A big thanks to Live 5 News and Nicole Johnson for doing this piece on our cleanup efforts…
We’d like to think that the improved behavior was a product of a variety of influences: increased advocacy, heightened awareness, improved enforcement, and a greater sense of pride and responsibility. Thank you to the hundreds of people who enjoyed their 4th of July on Morris Island this year and who acted responsibly and respectful to one of the greatest rights all of us have – a right to clean water!
The City of Charleston and the Department of Health and Environmental Control (DHEC) removed a dozen derelict vessels from the Ashley River last week. For a full report, check out the Post and Courier’s article.
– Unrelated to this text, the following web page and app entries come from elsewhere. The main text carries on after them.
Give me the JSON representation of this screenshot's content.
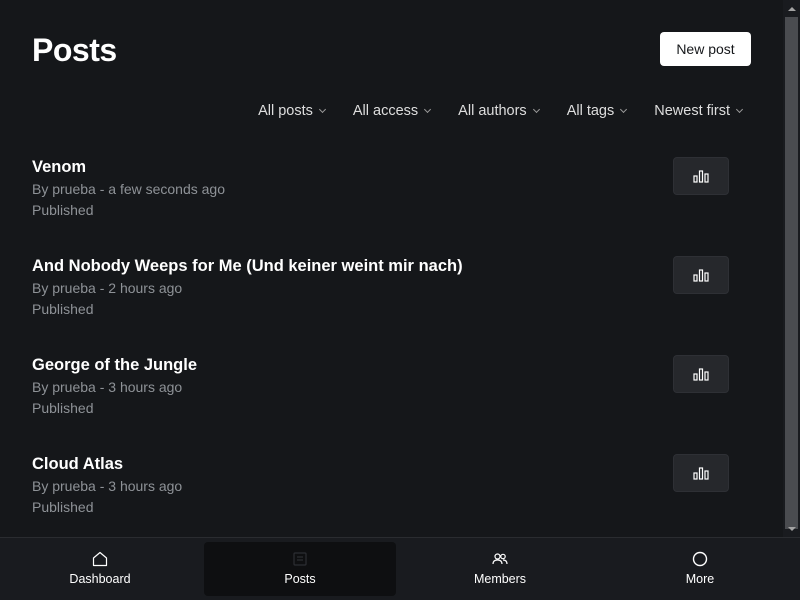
{
  "header": {
    "title": "Posts",
    "new_post_label": "New post"
  },
  "filters": [
    {
      "label": "All posts"
    },
    {
      "label": "All access"
    },
    {
      "label": "All authors"
    },
    {
      "label": "All tags"
    },
    {
      "label": "Newest first"
    }
  ],
  "posts": [
    {
      "title": "Venom",
      "meta": "By prueba - a few seconds ago",
      "status": "Published"
    },
    {
      "title": "And Nobody Weeps for Me (Und keiner weint mir nach)",
      "meta": "By prueba - 2 hours ago",
      "status": "Published"
    },
    {
      "title": "George of the Jungle",
      "meta": "By prueba - 3 hours ago",
      "status": "Published"
    },
    {
      "title": "Cloud Atlas",
      "meta": "By prueba - 3 hours ago",
      "status": "Published"
    }
  ],
  "nav": [
    {
      "label": "Dashboard",
      "icon": "home-icon",
      "active": false
    },
    {
      "label": "Posts",
      "icon": "posts-icon",
      "active": true
    },
    {
      "label": "Members",
      "icon": "members-icon",
      "active": false
    },
    {
      "label": "More",
      "icon": "more-icon",
      "active": false
    }
  ],
  "colors": {
    "background": "#15171a",
    "text_primary": "#ffffff",
    "text_muted": "#8e9297",
    "button_primary_bg": "#ffffff",
    "analytics_button_bg": "#26282c",
    "nav_bg": "#191b1f",
    "nav_active_bg": "#0e0f11"
  }
}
Also, to see what’s being done about preventing future abandonement, visit DHEC’s Marine Debris Initiative site here.
For the past year we’ve been working with a number of individuals throughout our community to compile loads of data and information about copper. Sounds fun doesn’t it!? Well, the reason for our quest has been because of a document put out by DHEC showing that 11 of our waterways in Charleston County are contaminated with excessive amounts copper.
Wanting to know where this stuff was coming from, we did some investigating and actually found out that the stuff with which we cover the bottoms of our boats is made with huge amounts of copper. Otherwise known as anti-fouling paint, bottom paint works by “poisoning” the adjacent water to prevent growth. The copper slowly leaches into the water, thus preventing growth, but eventually makes its way to our fishing grounds, shellfish beds, and watery playgrounds having adverse affects on our aquatic ecosystems.
Because we’re heavily rooted in science (and we hesitate to jump on any issue or topic without first having scientific insight into the big picture), we teamed up with a student at the College of Charleston’s Masters of Environmental Studies Program, Andy Lassiter, to test the levels of copper in our waterways. We wanted to see whether there was a correlation between highly concentrated areas of boats and copper contaminated waterways.
What Andy found secured what we expected: more boats (using copper-based bottom paints) equals higher levels of contamination.
We’re in the midst of using this information to formulate a program designed to address copper contamination from bottom paint. Until then, we’re posting Andy’s entire report online (view/download it here: the Charleston Harbor Marina Copper Study) and have uploaded the PowerPoint presentation he gave at the conclusion of his project (see below).
** We want to thank Andy for his hard work this past year and also want to congratulate him for being the soon-to-be recipient of a Masters Degree in Environmental Studies!
For some of our previous blog posts about this issue, see the list below: